The comparison of side notched EB, TIG and FC-MAG welds showed that in the case of EBW very conservative values are returned. This can be explained by the fact that in the FZ centre, the dendrites meet during solidification from both sides. Impurities and segregation will preferentially form in this area. In SN Charpy specimen, the fracture plane is forced to run along this area and therefore the toughness values are strongly decreased. In multi-pass GMAW welds, the fracture path crosses several solidification lines. Therefore, the difference of Std and SN specimens is lower compared to EB welds. Hence, the “in operation” toughness of EBW welds can be assumed higher than in this test. Our findings clearly show that in this case, EBW joints have sufficient toughness and are superior to FC-MAG joints. This comparison shows also that the fracture mode is independent of the specimen mode. The TIG fracture was ductile for all specimen geometries. Also, the FC-MAG fracture was a mixed brittle/ductile fracture in all tests.

A weakness of the side notched Charpy test may be identified when values around 27 J for EB welds are returned. Besides the assumption that this test is conservative, a comparison to SN specimens machined out of conventional welded joints can help to judge fitness for purpose. If this is not possible, fracture mechanics methods should be used.

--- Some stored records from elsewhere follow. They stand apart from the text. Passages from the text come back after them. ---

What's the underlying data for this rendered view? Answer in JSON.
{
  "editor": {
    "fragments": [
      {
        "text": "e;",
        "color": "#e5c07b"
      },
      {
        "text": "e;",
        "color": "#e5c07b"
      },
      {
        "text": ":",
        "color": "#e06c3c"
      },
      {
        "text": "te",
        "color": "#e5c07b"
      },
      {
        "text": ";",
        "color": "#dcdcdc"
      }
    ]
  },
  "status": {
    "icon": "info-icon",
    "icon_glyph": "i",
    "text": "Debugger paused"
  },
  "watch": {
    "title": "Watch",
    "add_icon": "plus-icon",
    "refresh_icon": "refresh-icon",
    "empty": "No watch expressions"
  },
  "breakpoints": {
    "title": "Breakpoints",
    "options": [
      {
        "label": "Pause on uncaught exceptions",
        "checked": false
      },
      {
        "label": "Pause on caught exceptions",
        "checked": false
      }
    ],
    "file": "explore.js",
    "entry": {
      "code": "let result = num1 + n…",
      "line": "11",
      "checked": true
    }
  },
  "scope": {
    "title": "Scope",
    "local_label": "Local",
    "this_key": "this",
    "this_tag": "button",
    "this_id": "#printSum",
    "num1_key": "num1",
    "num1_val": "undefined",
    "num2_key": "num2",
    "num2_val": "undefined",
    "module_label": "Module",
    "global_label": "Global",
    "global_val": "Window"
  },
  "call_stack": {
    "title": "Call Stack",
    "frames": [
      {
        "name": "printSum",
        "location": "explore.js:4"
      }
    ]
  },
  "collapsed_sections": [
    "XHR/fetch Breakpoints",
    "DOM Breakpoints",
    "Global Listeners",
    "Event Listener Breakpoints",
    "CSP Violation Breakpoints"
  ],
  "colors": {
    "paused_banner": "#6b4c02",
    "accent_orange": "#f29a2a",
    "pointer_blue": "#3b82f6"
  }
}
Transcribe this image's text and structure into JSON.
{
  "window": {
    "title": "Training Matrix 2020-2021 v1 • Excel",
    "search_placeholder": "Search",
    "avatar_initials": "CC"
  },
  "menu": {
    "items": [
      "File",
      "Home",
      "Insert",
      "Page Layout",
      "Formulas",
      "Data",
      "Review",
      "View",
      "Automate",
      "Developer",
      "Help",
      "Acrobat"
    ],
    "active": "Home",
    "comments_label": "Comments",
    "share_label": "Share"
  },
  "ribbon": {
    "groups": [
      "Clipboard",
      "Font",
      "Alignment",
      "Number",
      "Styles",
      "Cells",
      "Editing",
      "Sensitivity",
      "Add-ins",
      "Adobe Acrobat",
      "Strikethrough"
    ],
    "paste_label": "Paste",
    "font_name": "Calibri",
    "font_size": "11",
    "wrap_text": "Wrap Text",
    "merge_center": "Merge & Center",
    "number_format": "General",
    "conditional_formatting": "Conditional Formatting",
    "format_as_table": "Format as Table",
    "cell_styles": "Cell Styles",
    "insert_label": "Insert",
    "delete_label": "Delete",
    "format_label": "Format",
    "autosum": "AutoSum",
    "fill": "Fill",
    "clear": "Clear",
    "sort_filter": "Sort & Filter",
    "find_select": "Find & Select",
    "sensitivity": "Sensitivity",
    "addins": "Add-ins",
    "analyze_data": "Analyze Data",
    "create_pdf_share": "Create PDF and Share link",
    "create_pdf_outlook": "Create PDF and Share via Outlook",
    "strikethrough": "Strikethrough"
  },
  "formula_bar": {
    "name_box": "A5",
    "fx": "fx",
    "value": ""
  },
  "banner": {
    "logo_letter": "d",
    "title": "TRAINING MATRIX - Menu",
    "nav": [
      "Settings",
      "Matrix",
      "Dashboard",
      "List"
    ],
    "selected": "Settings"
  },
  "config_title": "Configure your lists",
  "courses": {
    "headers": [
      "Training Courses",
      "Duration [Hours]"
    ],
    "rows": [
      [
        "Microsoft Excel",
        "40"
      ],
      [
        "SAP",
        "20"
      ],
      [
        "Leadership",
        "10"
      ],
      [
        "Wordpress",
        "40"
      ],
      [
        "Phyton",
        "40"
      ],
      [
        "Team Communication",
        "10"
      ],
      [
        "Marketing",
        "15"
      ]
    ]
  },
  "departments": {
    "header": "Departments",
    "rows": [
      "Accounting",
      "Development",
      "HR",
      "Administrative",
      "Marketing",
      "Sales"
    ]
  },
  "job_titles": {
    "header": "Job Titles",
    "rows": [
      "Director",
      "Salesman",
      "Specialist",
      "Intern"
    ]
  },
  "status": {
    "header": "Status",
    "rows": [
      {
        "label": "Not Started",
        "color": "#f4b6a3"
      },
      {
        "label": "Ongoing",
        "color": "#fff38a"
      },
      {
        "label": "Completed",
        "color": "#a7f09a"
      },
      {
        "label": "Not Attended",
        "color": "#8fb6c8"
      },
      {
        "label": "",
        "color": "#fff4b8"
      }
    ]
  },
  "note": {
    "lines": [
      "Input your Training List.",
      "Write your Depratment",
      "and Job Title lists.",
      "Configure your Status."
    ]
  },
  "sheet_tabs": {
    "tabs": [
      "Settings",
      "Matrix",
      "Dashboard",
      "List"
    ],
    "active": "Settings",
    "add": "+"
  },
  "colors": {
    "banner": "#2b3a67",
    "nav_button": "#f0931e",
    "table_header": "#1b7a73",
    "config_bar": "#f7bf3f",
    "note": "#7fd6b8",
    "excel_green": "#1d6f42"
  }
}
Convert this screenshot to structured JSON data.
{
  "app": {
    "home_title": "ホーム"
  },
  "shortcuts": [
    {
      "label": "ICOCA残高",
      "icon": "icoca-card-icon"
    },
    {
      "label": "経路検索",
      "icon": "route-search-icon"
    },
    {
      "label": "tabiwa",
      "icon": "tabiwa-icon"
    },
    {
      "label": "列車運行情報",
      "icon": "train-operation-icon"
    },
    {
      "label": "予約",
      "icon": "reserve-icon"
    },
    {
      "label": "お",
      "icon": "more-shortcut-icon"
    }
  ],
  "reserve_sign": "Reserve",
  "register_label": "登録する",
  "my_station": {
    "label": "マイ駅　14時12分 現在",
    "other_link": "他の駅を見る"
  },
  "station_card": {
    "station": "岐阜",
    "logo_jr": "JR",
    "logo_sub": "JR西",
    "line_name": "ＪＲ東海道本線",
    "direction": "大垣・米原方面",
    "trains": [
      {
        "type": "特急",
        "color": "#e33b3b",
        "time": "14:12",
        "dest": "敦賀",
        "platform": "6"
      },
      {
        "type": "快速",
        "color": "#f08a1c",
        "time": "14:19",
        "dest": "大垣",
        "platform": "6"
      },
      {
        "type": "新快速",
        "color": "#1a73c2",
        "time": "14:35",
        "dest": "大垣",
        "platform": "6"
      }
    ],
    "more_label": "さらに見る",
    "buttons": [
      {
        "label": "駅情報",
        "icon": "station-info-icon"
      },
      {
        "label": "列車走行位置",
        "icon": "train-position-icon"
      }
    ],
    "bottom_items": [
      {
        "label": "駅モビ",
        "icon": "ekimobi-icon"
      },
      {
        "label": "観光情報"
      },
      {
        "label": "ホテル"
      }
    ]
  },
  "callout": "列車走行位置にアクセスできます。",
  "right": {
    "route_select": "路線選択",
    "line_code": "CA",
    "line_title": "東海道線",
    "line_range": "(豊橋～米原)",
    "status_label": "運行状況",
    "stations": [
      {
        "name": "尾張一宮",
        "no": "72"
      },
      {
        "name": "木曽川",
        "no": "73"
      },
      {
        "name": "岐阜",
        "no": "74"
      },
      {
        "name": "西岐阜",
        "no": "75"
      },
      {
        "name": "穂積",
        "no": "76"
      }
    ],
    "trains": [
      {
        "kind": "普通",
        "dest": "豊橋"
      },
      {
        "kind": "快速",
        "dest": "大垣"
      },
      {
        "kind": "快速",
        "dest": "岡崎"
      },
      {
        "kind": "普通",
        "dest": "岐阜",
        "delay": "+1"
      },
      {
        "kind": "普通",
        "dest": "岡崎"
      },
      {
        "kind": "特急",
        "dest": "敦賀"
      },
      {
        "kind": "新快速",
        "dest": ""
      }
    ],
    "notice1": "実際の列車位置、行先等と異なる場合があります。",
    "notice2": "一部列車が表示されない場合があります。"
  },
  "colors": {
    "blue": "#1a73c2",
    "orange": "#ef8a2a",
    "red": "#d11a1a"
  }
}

The present work shows that toughness evaluation of narrow and overmatching weld seams is a challenge. In order to be able to obtain valid results, the standard test geometry has to be adapted. Therefore, the measured results cannot be compared directly with standard Charpy values. Nevertheless, a clear statement can be given about the utilisation of a seam according to the welding procedure qualification standard. When replacing conventional arc welding procedures with EBW, Charpy tests with side notched specimen for both procedures allow a cheap and easy to perform toughness comparison.

The results of this work may be summarised as follows:

  • Toughness evaluation of 2-mm-wide welds with standard notched Charpy specimen is not possible due to fracture path deviation

  • Also with side notched specimens fracture path deviation within the fracture plane is possible

  • All kinds of FPD indicate considerably higher toughness value, than are actually present

  • Side notched specimen without FPD show macroscopic brittle fracture but still return appropriate toughness values due to microscopic ductile fractured areas

  • Decreasing the mismatch ratio of the joint applying a post weld heat treatment leads to a valid testing for standard Charpy specimen as well as for side notched specimens

  • Side-notched specimens enable a suitable toughness comparison of high-energy-density welding processes to conventional welding processes

  • Toughness of EB welds in 1.4313 steel is superior to FC-MAG welds


This paper provides a recommendation for toughness evaluation if standard toughness testing fails. However, some question are still unanswered and will be investigated in ongoing work.

  • Fracture surface investigation of side notched Charpy specimen by means of scanning electron microscope.

  • More sophisticated methods (fracture mechanics test: CT, CTOD) are needed to verify and quantify toughness results.

  • Future research might concentrate on finding a standard based toughness evaluation method for high energy welding procedures.